This guide walks you through the steps of the research process

Primary vs Secondary Sources

When evaluating the quality of the information you are using, it is useful to identify if you are using a Primary, Secondary, or Tertiary source. By doing so, you will be able recognize if the author is reporting on his/her own first hand experiences, or relying on the views of others.

 Source Type  Examples

 Primary
 A primary source is a first person account by someone who experienced or witnessed an event.

 This original document has not been previously published or interpreted by anyone else.

  • First person account of an event
  • First publication of a scientific study
  • Speech or lecture
  • Original artwork
  • Handwritten manuscript
  • Letters between two people
  • A diary
  • Historical documents, e.g. Bill of Rights
 Secondary
 A secondary source is one step removed from the primary original source. The author is reexamining, interpreting and forming conclusions based on the information that is conveyed in the primary source.
  • Newspaper reporting on a scientific study
  • Review of a music CD or art show
  • Biography

 Tertiary
 A tertiary source is further removed from primary source.

 It leads the researcher to a secondary source, rather than to the primary source.

  • Bibliography
  • Index to articles
  • Library catalog

Primary vs Secondary Sources

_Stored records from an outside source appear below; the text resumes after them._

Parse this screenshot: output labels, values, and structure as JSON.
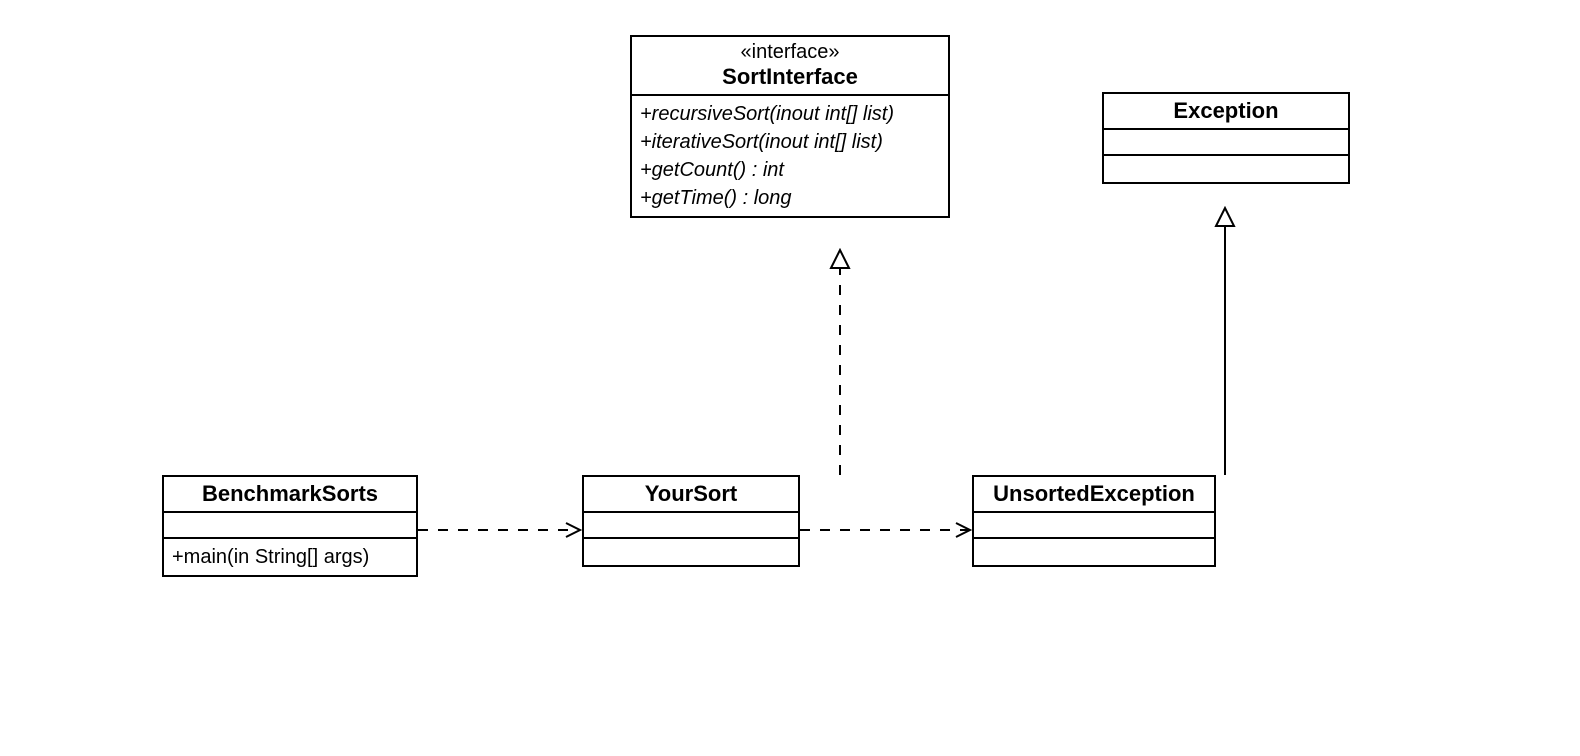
{
  "classes": {
    "sortInterface": {
      "stereotype": "«interface»",
      "name": "SortInterface",
      "methods": [
        "+recursiveSort(inout int[] list)",
        "+iterativeSort(inout int[] list)",
        "+getCount() : int",
        "+getTime() : long"
      ]
    },
    "exception": {
      "name": "Exception"
    },
    "benchmarkSorts": {
      "name": "BenchmarkSorts",
      "methods": [
        "+main(in String[] args)"
      ]
    },
    "yourSort": {
      "name": "YourSort"
    },
    "unsortedException": {
      "name": "UnsortedException"
    }
  }
}
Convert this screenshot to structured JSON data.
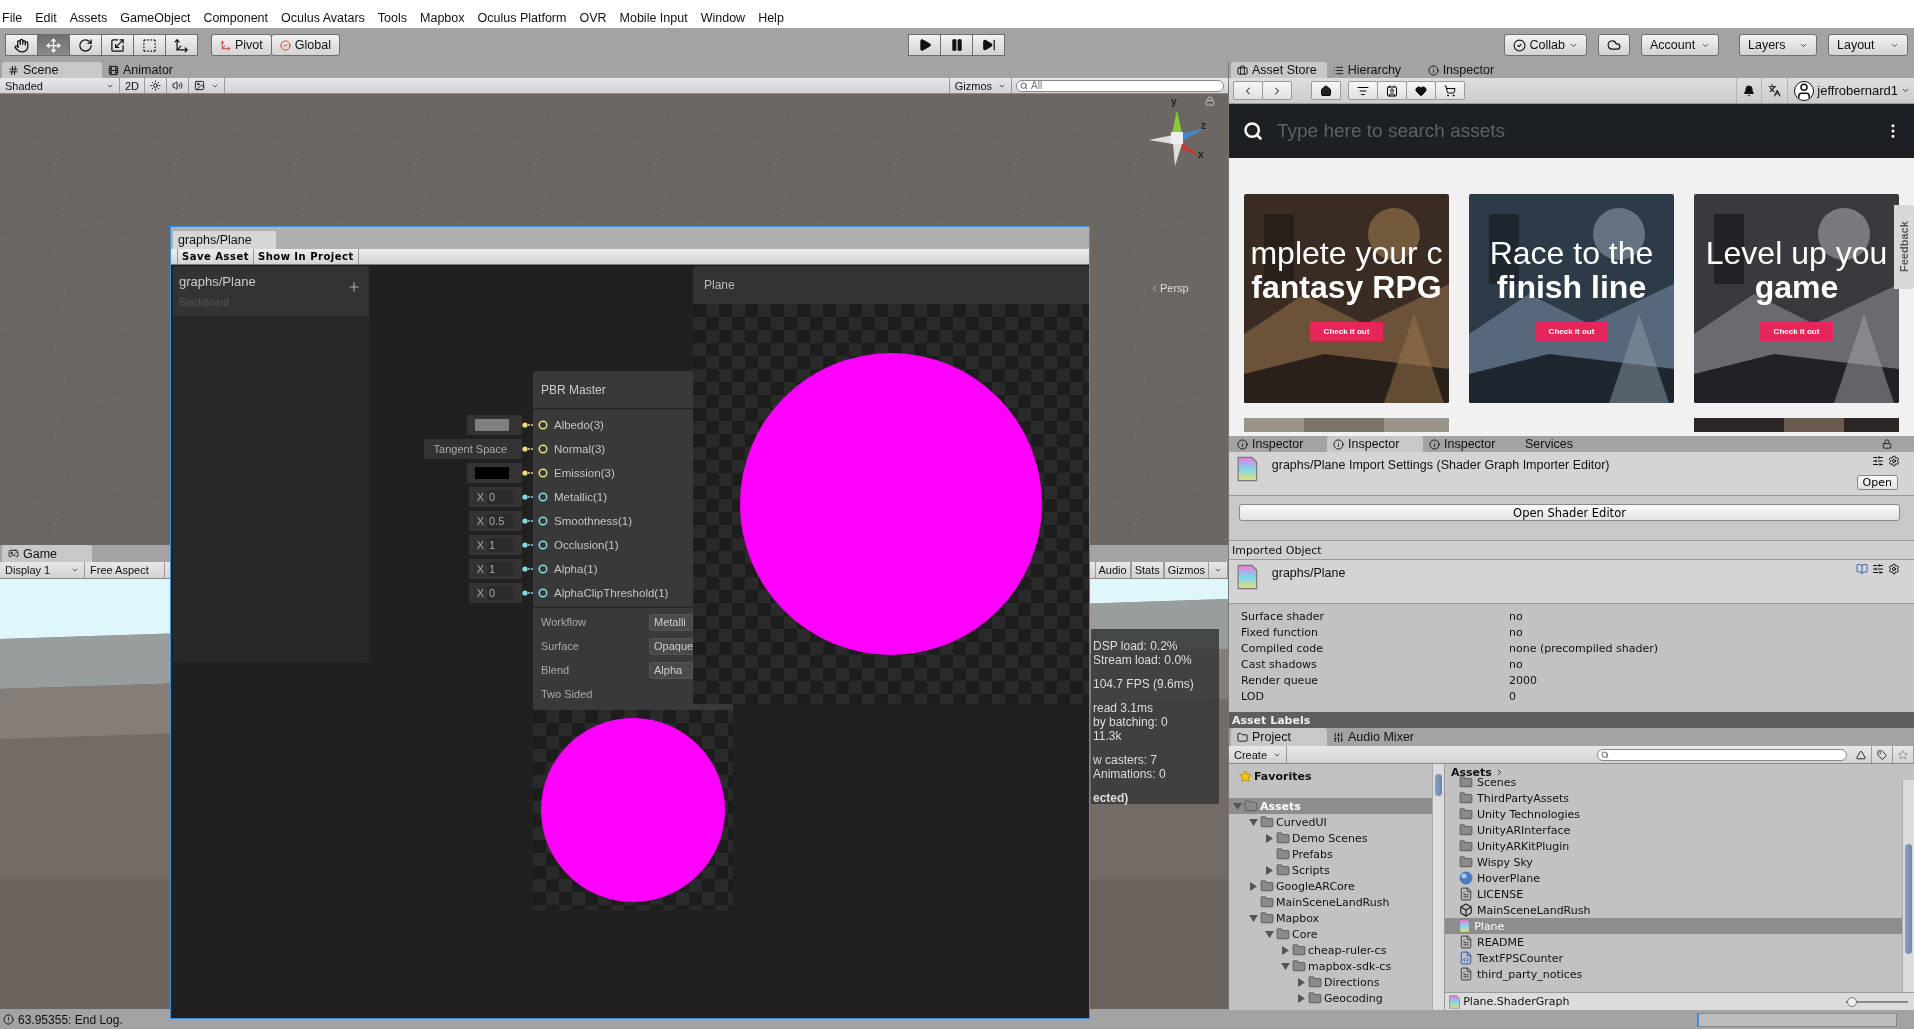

This short video defines the difference between a primary and secondary source of information in looking at the John F. Kennedy assassination. Primary and secondary sources are used to tell the story.

Posted with permission from the University of California San Diego Libraries. Geisel Productions Web Series Defines primary (versus secondary) sources of information: https://youtu.be/CIWuN52_JY4.